Search the listing below for lines containing the string "nhận". Reply with their count only.
┏━━
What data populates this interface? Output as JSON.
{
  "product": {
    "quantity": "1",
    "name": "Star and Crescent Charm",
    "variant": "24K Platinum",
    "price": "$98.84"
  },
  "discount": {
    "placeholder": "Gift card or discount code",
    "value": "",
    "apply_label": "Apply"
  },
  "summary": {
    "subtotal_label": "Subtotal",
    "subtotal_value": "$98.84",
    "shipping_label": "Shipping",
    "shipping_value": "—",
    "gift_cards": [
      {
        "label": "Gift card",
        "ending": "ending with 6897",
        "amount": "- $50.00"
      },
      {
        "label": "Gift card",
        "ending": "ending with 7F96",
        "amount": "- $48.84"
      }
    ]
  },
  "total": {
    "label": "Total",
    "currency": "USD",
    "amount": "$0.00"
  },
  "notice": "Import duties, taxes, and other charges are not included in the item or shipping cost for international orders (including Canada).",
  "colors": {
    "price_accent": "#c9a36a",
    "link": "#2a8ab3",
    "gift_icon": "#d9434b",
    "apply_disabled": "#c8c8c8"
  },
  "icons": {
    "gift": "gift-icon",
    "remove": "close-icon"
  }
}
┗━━
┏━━
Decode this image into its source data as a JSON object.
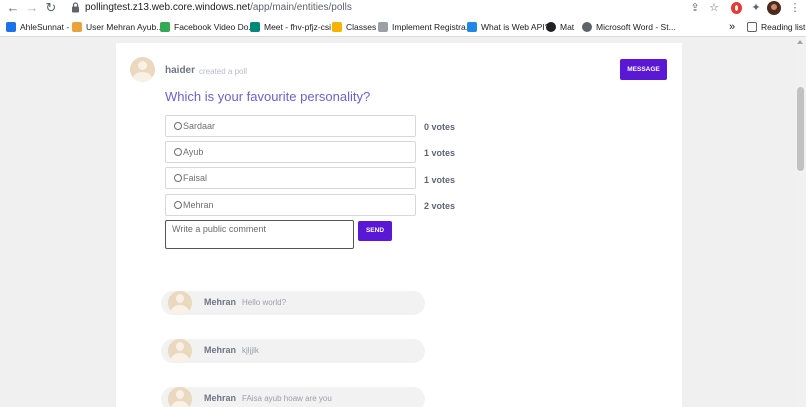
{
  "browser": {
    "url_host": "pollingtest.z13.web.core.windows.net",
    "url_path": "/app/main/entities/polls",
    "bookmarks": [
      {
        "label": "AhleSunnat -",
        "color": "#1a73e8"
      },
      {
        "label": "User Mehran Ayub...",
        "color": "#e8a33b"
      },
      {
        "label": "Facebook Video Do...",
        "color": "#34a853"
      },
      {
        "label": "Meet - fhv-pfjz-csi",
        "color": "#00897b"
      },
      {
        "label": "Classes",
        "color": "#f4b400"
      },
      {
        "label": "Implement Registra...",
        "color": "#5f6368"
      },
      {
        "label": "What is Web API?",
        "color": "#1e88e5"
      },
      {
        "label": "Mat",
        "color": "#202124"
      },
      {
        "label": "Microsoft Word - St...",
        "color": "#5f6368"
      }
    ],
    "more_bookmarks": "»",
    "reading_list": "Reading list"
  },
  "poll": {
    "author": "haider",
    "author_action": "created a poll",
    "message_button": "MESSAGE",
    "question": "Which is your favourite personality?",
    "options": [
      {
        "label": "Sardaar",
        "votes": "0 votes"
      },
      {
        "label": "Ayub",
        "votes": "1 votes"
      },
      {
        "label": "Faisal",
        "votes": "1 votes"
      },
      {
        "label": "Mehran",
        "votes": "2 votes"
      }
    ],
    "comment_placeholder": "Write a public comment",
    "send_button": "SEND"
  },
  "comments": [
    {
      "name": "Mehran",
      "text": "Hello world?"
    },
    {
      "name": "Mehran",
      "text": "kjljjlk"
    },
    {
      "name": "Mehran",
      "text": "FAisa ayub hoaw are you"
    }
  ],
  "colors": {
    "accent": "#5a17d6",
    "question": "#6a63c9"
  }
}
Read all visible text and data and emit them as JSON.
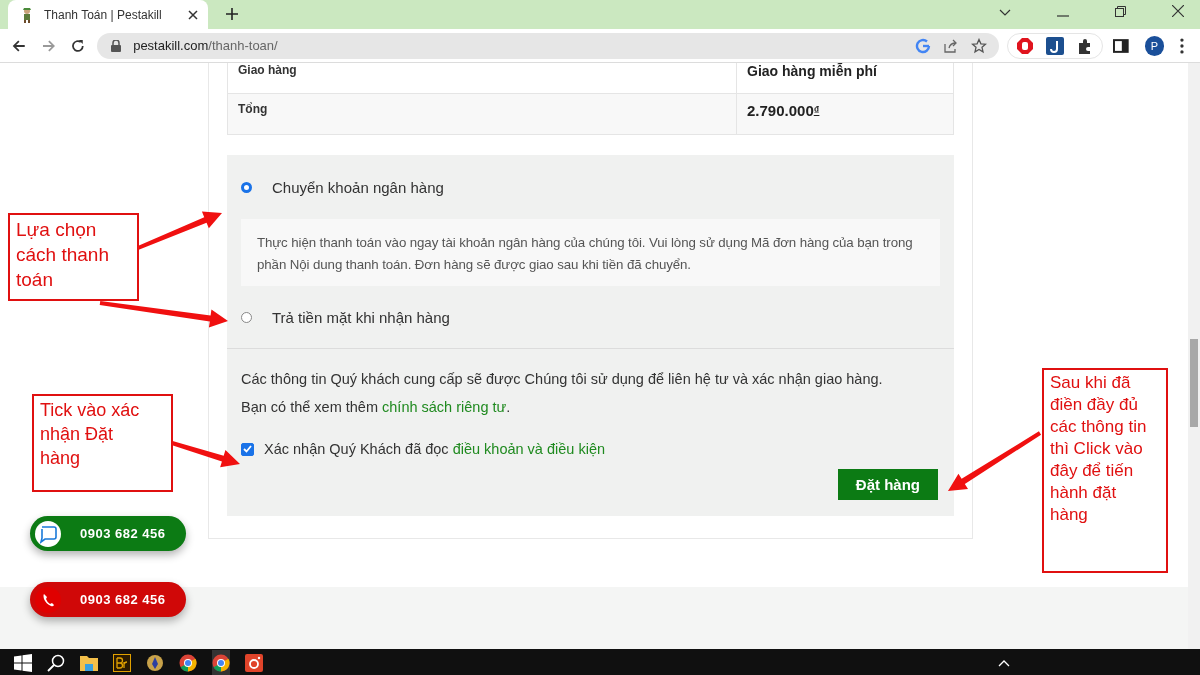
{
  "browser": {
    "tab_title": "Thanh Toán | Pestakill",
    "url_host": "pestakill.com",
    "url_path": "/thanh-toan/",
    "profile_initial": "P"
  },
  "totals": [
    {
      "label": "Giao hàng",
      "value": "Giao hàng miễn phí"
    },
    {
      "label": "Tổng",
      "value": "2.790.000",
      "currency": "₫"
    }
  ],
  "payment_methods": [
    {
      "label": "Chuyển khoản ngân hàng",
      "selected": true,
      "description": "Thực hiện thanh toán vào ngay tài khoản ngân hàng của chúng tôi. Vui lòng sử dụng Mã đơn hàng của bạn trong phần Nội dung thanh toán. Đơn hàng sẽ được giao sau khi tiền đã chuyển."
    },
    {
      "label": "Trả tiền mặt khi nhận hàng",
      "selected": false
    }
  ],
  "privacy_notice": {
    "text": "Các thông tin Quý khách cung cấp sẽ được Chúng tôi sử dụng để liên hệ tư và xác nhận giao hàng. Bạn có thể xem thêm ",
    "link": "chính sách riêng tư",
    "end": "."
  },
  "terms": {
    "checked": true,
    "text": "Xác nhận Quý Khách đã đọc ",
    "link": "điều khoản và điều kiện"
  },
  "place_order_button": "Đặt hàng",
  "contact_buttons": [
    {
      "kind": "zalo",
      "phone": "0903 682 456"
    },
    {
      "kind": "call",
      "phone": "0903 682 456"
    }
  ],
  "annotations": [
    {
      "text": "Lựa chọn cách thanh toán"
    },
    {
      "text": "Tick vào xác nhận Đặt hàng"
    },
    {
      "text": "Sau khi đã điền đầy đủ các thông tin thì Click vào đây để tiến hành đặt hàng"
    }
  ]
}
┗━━
Task solution: 4